I’ve alluded in recent weeks to a pending decline in the euro. The fundamentals — particularly U.S. versus Europe — easily suggest the euro will eventually fall against the dollar.
From a trader’s perspective, though, I’ve been on the sidelines. I haven’t touched the euro since I grabbed a profit on a spike of euro strength last month. Since then, I’ve been tempted to go short — betting on a decline — but I haven’t.
Why? Because the trade seems too obvious. Those who follow me know I don’t like obvious trades. Chances are, you’ll lose money on most obvious trades.
I mention this because I saw a frank comment at the end of a front-page Bloomberg article this morning. The story encapsulates the sentiment of many, me included: Dollar Seen Casting Off Euro Shackles as Fed Tapers. Here’s the comment: “Don’t worry, guys, the FX core banks will ensure [that the U.S. dollar will] move in precisely the opposite direction in relation to ‘logic’!”
Now, I’m not sure the “FX core banks” can ensure that. But market psychology sure can. If too many have already bet the U.S. dollar will rise, then sellers will likely outnumber any new buyers, and therefore pressure the price of the U.S. dollar lower (and the euro higher).
Today, the euro is getting smashed. That fits in nicely with the theme of the Bloomberg article. It also fits nicely into the U.S.-dollar-as-safe-haven storyline.

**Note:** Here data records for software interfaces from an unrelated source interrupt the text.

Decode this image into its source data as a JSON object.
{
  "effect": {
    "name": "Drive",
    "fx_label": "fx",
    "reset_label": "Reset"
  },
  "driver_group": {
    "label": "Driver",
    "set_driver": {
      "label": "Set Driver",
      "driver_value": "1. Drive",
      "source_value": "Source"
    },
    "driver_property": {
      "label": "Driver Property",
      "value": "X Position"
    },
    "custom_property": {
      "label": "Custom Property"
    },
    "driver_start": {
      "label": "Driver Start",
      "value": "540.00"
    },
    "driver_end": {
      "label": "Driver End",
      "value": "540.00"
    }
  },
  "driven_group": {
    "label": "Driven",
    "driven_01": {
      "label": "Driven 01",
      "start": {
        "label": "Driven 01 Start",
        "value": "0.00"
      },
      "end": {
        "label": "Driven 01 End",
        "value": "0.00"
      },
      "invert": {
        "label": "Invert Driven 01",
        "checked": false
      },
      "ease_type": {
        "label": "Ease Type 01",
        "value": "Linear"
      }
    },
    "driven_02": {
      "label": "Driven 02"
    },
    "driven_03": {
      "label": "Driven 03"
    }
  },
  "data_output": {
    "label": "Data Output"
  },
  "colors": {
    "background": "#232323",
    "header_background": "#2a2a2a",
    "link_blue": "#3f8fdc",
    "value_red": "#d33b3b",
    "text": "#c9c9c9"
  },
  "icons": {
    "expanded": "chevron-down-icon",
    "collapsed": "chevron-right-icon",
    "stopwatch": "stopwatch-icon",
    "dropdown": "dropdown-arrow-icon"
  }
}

I find it hard to argue against that theme. But that doesn’t mean prices can’t “defy logic” even longer. The trade, especially today, still seems obvious. The euro is pulling back toward a confluence of technical support, according to my charts.
It may be tempting to short the euro. But since I think the eventual downturn will be lasting, I’d be careful not to jump in too early … when everyone is expecting dollar strength.